EXERCISE AIM =>
Pull every line from the records that has the word "photo" in it.

MATERIAL PROVIDED =>
★ ★ ★ ★

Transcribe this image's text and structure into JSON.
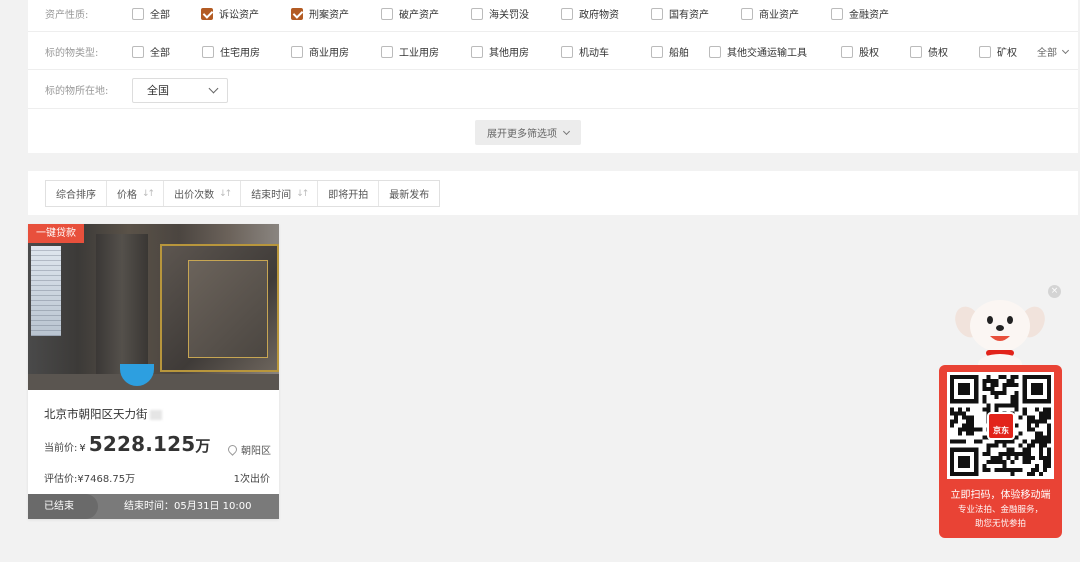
{
  "filters": {
    "asset_nature": {
      "label": "资产性质:",
      "options": [
        {
          "label": "全部",
          "checked": false
        },
        {
          "label": "诉讼资产",
          "checked": true
        },
        {
          "label": "刑案资产",
          "checked": true
        },
        {
          "label": "破产资产",
          "checked": false
        },
        {
          "label": "海关罚没",
          "checked": false
        },
        {
          "label": "政府物资",
          "checked": false
        },
        {
          "label": "国有资产",
          "checked": false
        },
        {
          "label": "商业资产",
          "checked": false
        },
        {
          "label": "金融资产",
          "checked": false
        }
      ]
    },
    "object_type": {
      "label": "标的物类型:",
      "options": [
        {
          "label": "全部",
          "checked": false
        },
        {
          "label": "住宅用房",
          "checked": false
        },
        {
          "label": "商业用房",
          "checked": false
        },
        {
          "label": "工业用房",
          "checked": false
        },
        {
          "label": "其他用房",
          "checked": false
        },
        {
          "label": "机动车",
          "checked": false
        },
        {
          "label": "船舶",
          "checked": false
        },
        {
          "label": "其他交通运输工具",
          "checked": false
        },
        {
          "label": "股权",
          "checked": false
        },
        {
          "label": "债权",
          "checked": false
        },
        {
          "label": "矿权",
          "checked": false
        }
      ],
      "expand_label": "全部"
    },
    "location": {
      "label": "标的物所在地:",
      "selected": "全国"
    },
    "more_label": "展开更多筛选项"
  },
  "sort_bar": {
    "items": [
      {
        "label": "综合排序",
        "sortable": false
      },
      {
        "label": "价格",
        "sortable": true
      },
      {
        "label": "出价次数",
        "sortable": true
      },
      {
        "label": "结束时间",
        "sortable": true
      },
      {
        "label": "即将开拍",
        "sortable": false
      },
      {
        "label": "最新发布",
        "sortable": false
      }
    ]
  },
  "listing": {
    "badge": "一键贷款",
    "title": "北京市朝阳区天力街",
    "price_label": "当前价:",
    "currency": "¥",
    "price_value": "5228.125",
    "price_unit": "万",
    "district": "朝阳区",
    "evaluation": "评估价:¥7468.75万",
    "bids": "1次出价",
    "status": "已结束",
    "end_time": "结束时间：05月31日 10:00"
  },
  "promo": {
    "logo_text": "京东",
    "line1": "立即扫码，体验移动端",
    "line2": "专业法拍、金融服务，",
    "line3": "助您无忧参拍",
    "close_symbol": "×"
  },
  "colors": {
    "accent": "#b35b23",
    "badge": "#e8503c",
    "promo": "#e94335"
  }
}
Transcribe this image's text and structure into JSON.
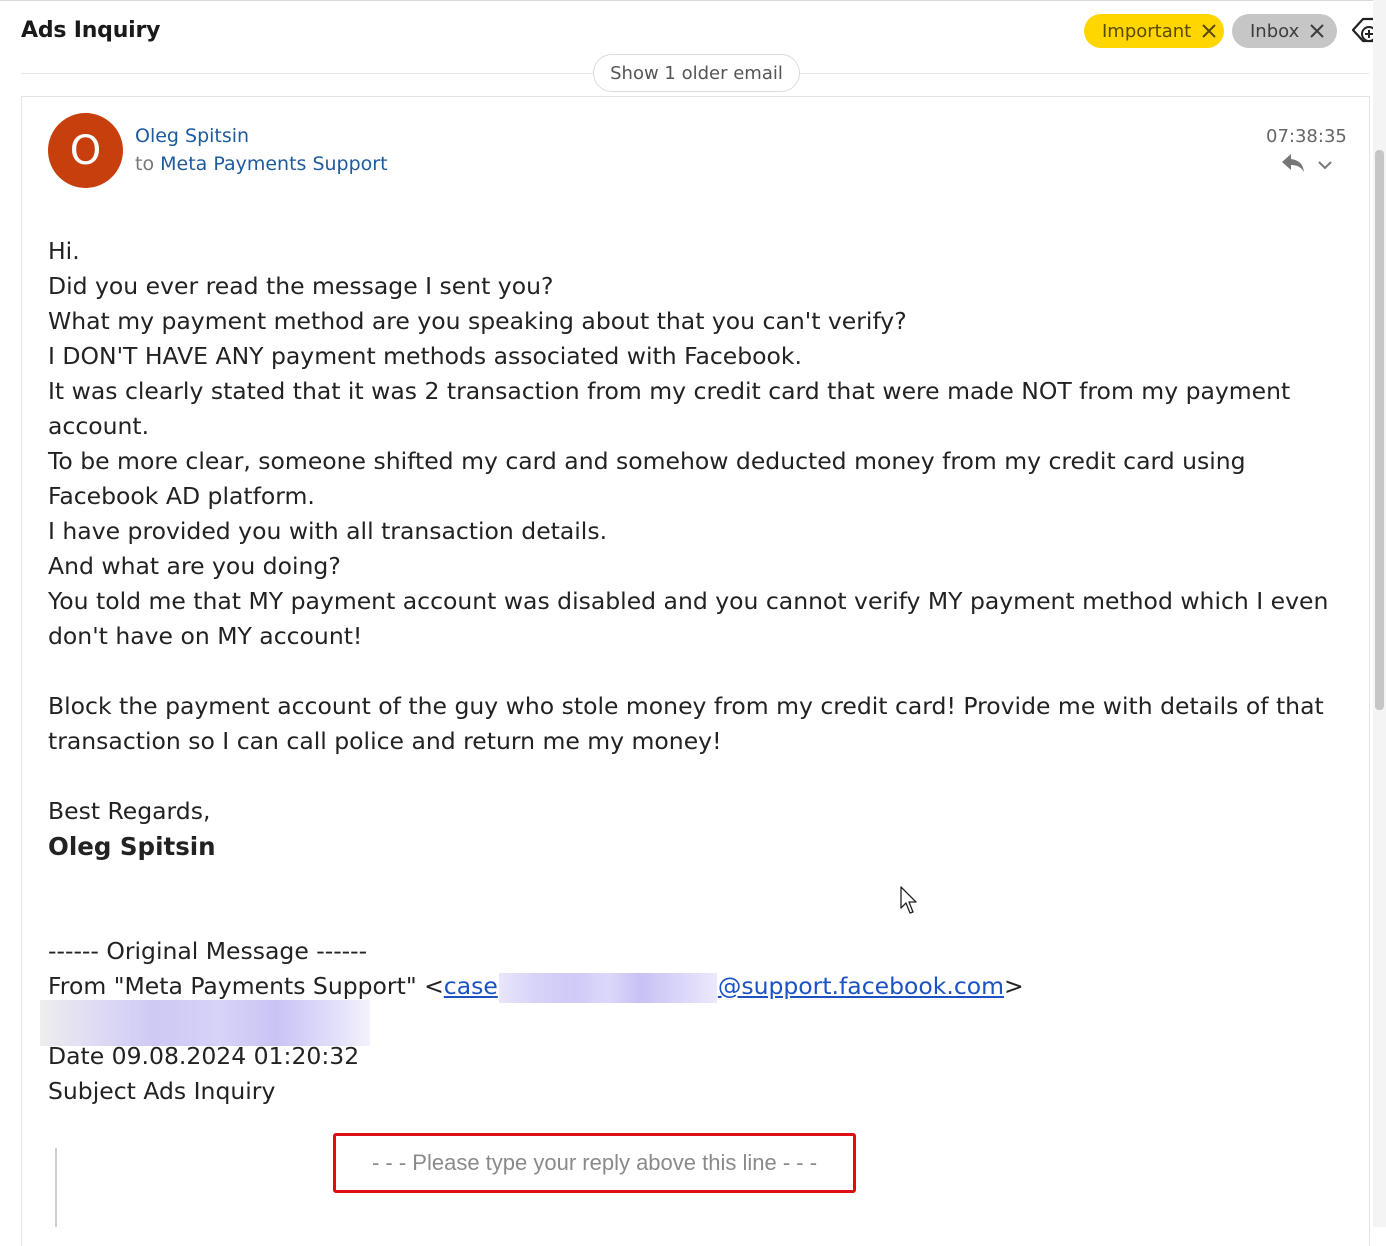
{
  "thread": {
    "subject": "Ads Inquiry",
    "tags": [
      {
        "label": "Important",
        "color": "#ffd600"
      },
      {
        "label": "Inbox",
        "color": "#c6c6c6"
      }
    ],
    "older_label": "Show 1 older email"
  },
  "message": {
    "avatar_initial": "O",
    "avatar_color": "#c73f0c",
    "sender": "Oleg Spitsin",
    "to_prefix": "to",
    "recipient": "Meta Payments Support",
    "time": "07:38:35",
    "body_lines": [
      "Hi.",
      "Did you ever read the message I sent you?",
      "What my payment method are you speaking about that you can't verify?",
      "I DON'T HAVE ANY payment methods associated with Facebook.",
      "It was clearly stated that it was 2 transaction from my credit card that were made NOT from my payment account.",
      "To be more clear, someone shifted my card and somehow deducted money from my credit card using Facebook AD platform.",
      "I have provided you with all transaction details.",
      "And what are you doing?",
      "You told me that MY payment account was disabled and you cannot verify MY payment method which I even don't have on MY account!"
    ],
    "body_paragraph2": "Block the payment account of the guy who stole money from my credit card! Provide me with details of that transaction so I can call police and return me my money!",
    "closing": "Best Regards,",
    "signature": "Oleg Spitsin",
    "original": {
      "header": "------ Original Message ------",
      "from_prefix": "From \"Meta Payments Support\" <",
      "from_link_start": "case",
      "from_link_end": "@support.facebook.com",
      "from_suffix": ">",
      "date_line": "Date 09.08.2024 01:20:32",
      "subject_line": "Subject Ads Inquiry"
    },
    "reply_marker": "- - - Please type your reply above this line - - -"
  }
}
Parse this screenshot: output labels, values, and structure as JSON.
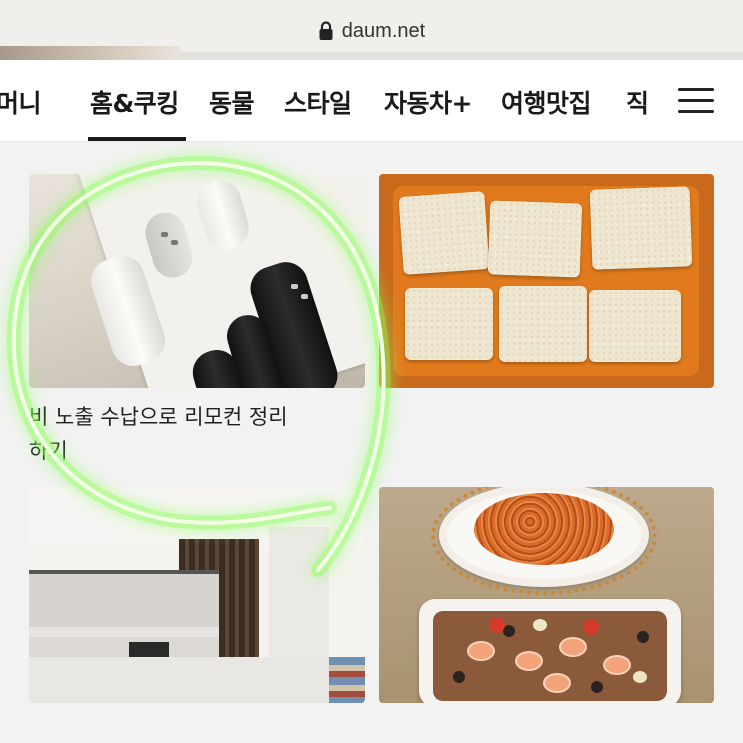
{
  "browser": {
    "url": "daum.net",
    "lock_icon": "lock-icon"
  },
  "nav": {
    "tabs": [
      {
        "label": "머니"
      },
      {
        "label": "홈&쿠킹",
        "active": true
      },
      {
        "label": "동물"
      },
      {
        "label": "스타일"
      },
      {
        "label": "자동차+"
      },
      {
        "label": "여행맛집"
      },
      {
        "label": "직"
      }
    ],
    "menu_icon": "hamburger-menu-icon"
  },
  "cards": [
    {
      "image": "remote-controls-photo",
      "caption": "비 노출 수납으로 리모컨 정리\n하기"
    },
    {
      "image": "fried-tofu-photo",
      "caption": ""
    },
    {
      "image": "kitchen-interior-photo",
      "caption": ""
    },
    {
      "image": "seafood-pasta-photo",
      "caption": ""
    }
  ],
  "colors": {
    "highlight_circle": "#7CFF4A",
    "active_underline": "#1a1a1a",
    "nav_background": "#ffffff",
    "page_background": "#f2f2f2"
  }
}
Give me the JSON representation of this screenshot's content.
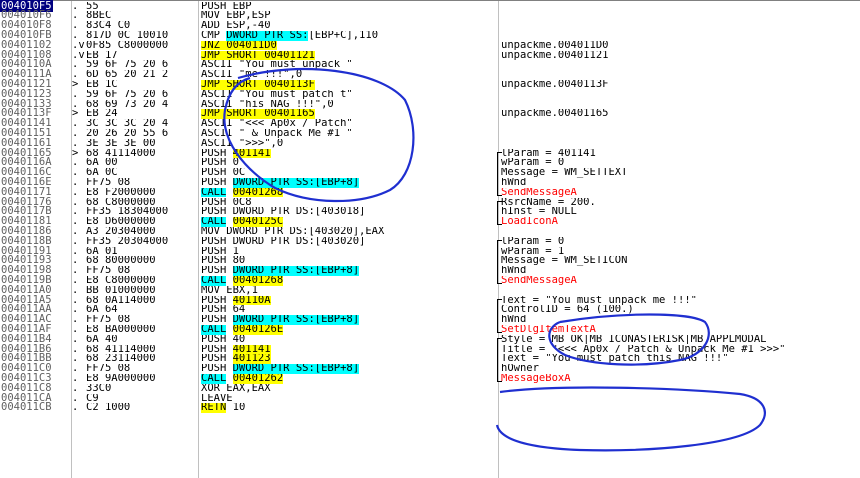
{
  "rows": [
    {
      "addr": "004010F5",
      "mark": ".",
      "hex": "55",
      "ins": "PUSH EBP",
      "cmt": "",
      "selected": true
    },
    {
      "addr": "004010F6",
      "mark": ".",
      "hex": "8BEC",
      "ins": "MOV EBP,ESP",
      "cmt": ""
    },
    {
      "addr": "004010F8",
      "mark": ".",
      "hex": "83C4 C0",
      "ins": "ADD ESP,-40",
      "cmt": ""
    },
    {
      "addr": "004010FB",
      "mark": ".",
      "hex": "817D 0C 10010",
      "ins": "CMP DWORD PTR SS:[EBP+C],110",
      "cmt": ""
    },
    {
      "addr": "00401102",
      "mark": ".v",
      "hex": "0F85 C8000000",
      "ins": "JNZ 004011D0",
      "cmt": "unpackme.004011D0"
    },
    {
      "addr": "00401108",
      "mark": ".v",
      "hex": "EB 17",
      "ins": "JMP SHORT 00401121",
      "cmt": "unpackme.00401121"
    },
    {
      "addr": "0040110A",
      "mark": ".",
      "hex": "59 6F 75 20 6",
      "ins": "ASCII \"You must unpack \"",
      "cmt": ""
    },
    {
      "addr": "0040111A",
      "mark": ".",
      "hex": "6D 65 20 21 2",
      "ins": "ASCII \"me !!!\",0",
      "cmt": ""
    },
    {
      "addr": "00401121",
      "mark": ">",
      "hex": "EB 1C",
      "ins": "JMP SHORT 0040113F",
      "cmt": "unpackme.0040113F"
    },
    {
      "addr": "00401123",
      "mark": ".",
      "hex": "59 6F 75 20 6",
      "ins": "ASCII \"You must patch t\"",
      "cmt": ""
    },
    {
      "addr": "00401133",
      "mark": ".",
      "hex": "68 69 73 20 4",
      "ins": "ASCII \"his NAG !!!\",0",
      "cmt": ""
    },
    {
      "addr": "0040113F",
      "mark": ">",
      "hex": "EB 24",
      "ins": "JMP SHORT 00401165",
      "cmt": "unpackme.00401165"
    },
    {
      "addr": "00401141",
      "mark": ".",
      "hex": "3C 3C 3C 20 4",
      "ins": "ASCII \"<<< Ap0x / Patch\"",
      "cmt": ""
    },
    {
      "addr": "00401151",
      "mark": ".",
      "hex": "20 26 20 55 6",
      "ins": "ASCII \" & Unpack Me #1 \"",
      "cmt": ""
    },
    {
      "addr": "00401161",
      "mark": ".",
      "hex": "3E 3E 3E 00",
      "ins": "ASCII \">>>\",0",
      "cmt": ""
    },
    {
      "addr": "00401165",
      "mark": ">",
      "hex": "68 41114000",
      "ins": "PUSH 401141",
      "cmt": "lParam = 401141"
    },
    {
      "addr": "0040116A",
      "mark": ".",
      "hex": "6A 00",
      "ins": "PUSH 0",
      "cmt": "wParam = 0"
    },
    {
      "addr": "0040116C",
      "mark": ".",
      "hex": "6A 0C",
      "ins": "PUSH 0C",
      "cmt": "Message = WM_SETTEXT"
    },
    {
      "addr": "0040116E",
      "mark": ".",
      "hex": "FF75 08",
      "ins": "PUSH DWORD PTR SS:[EBP+8]",
      "cmt": "hWnd"
    },
    {
      "addr": "00401171",
      "mark": ".",
      "hex": "E8 F2000000",
      "ins": "CALL 00401268",
      "cmt": "SendMessageA"
    },
    {
      "addr": "00401176",
      "mark": ".",
      "hex": "68 C8000000",
      "ins": "PUSH 0C8",
      "cmt": "RsrcName = 200."
    },
    {
      "addr": "0040117B",
      "mark": ".",
      "hex": "FF35 18304000",
      "ins": "PUSH DWORD PTR DS:[403018]",
      "cmt": "hInst = NULL"
    },
    {
      "addr": "00401181",
      "mark": ".",
      "hex": "E8 D6000000",
      "ins": "CALL 0040125C",
      "cmt": "LoadIconA"
    },
    {
      "addr": "00401186",
      "mark": ".",
      "hex": "A3 20304000",
      "ins": "MOV DWORD PTR DS:[403020],EAX",
      "cmt": ""
    },
    {
      "addr": "0040118B",
      "mark": ".",
      "hex": "FF35 20304000",
      "ins": "PUSH DWORD PTR DS:[403020]",
      "cmt": "lParam = 0"
    },
    {
      "addr": "00401191",
      "mark": ".",
      "hex": "6A 01",
      "ins": "PUSH 1",
      "cmt": "wParam = 1"
    },
    {
      "addr": "00401193",
      "mark": ".",
      "hex": "68 80000000",
      "ins": "PUSH 80",
      "cmt": "Message = WM_SETICON"
    },
    {
      "addr": "00401198",
      "mark": ".",
      "hex": "FF75 08",
      "ins": "PUSH DWORD PTR SS:[EBP+8]",
      "cmt": "hWnd"
    },
    {
      "addr": "0040119B",
      "mark": ".",
      "hex": "E8 C8000000",
      "ins": "CALL 00401268",
      "cmt": "SendMessageA"
    },
    {
      "addr": "004011A0",
      "mark": ".",
      "hex": "BB 01000000",
      "ins": "MOV EBX,1",
      "cmt": ""
    },
    {
      "addr": "004011A5",
      "mark": ".",
      "hex": "68 0A114000",
      "ins": "PUSH 40110A",
      "cmt": "Text = \"You must unpack me !!!\""
    },
    {
      "addr": "004011AA",
      "mark": ".",
      "hex": "6A 64",
      "ins": "PUSH 64",
      "cmt": "ControlID = 64 (100.)"
    },
    {
      "addr": "004011AC",
      "mark": ".",
      "hex": "FF75 08",
      "ins": "PUSH DWORD PTR SS:[EBP+8]",
      "cmt": "hWnd"
    },
    {
      "addr": "004011AF",
      "mark": ".",
      "hex": "E8 BA000000",
      "ins": "CALL 0040126E",
      "cmt": "SetDlgItemTextA"
    },
    {
      "addr": "004011B4",
      "mark": ".",
      "hex": "6A 40",
      "ins": "PUSH 40",
      "cmt": "Style = MB_OK|MB_ICONASTERISK|MB_APPLMODAL"
    },
    {
      "addr": "004011B6",
      "mark": ".",
      "hex": "68 41114000",
      "ins": "PUSH 401141",
      "cmt": "Title = \"<<< Ap0x / Patch & Unpack Me #1 >>>\""
    },
    {
      "addr": "004011BB",
      "mark": ".",
      "hex": "68 23114000",
      "ins": "PUSH 401123",
      "cmt": "Text = \"You must patch this NAG !!!\""
    },
    {
      "addr": "004011C0",
      "mark": ".",
      "hex": "FF75 08",
      "ins": "PUSH DWORD PTR SS:[EBP+8]",
      "cmt": "hOwner"
    },
    {
      "addr": "004011C3",
      "mark": ".",
      "hex": "E8 9A000000",
      "ins": "CALL 00401262",
      "cmt": "MessageBoxA"
    },
    {
      "addr": "004011C8",
      "mark": ".",
      "hex": "33C0",
      "ins": "XOR EAX,EAX",
      "cmt": ""
    },
    {
      "addr": "004011CA",
      "mark": ".",
      "hex": "C9",
      "ins": "LEAVE",
      "cmt": ""
    },
    {
      "addr": "004011CB",
      "mark": ".",
      "hex": "C2 1000",
      "ins": "RETN 10",
      "cmt": ""
    }
  ],
  "colors": {
    "jump_highlight": "#ffff00",
    "call_highlight": "#00ffff",
    "api_name": "#ff0000",
    "ink_annotation": "#1f2fd0",
    "selection": "#000080"
  }
}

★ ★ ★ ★

RESPONSE TO THE EXERCISE =>
      "image": "remote-controls-photo",
      "image": "fried-tofu-photo",
      "image": "kitchen-interior-photo",
      "image": "seafood-pasta-photo",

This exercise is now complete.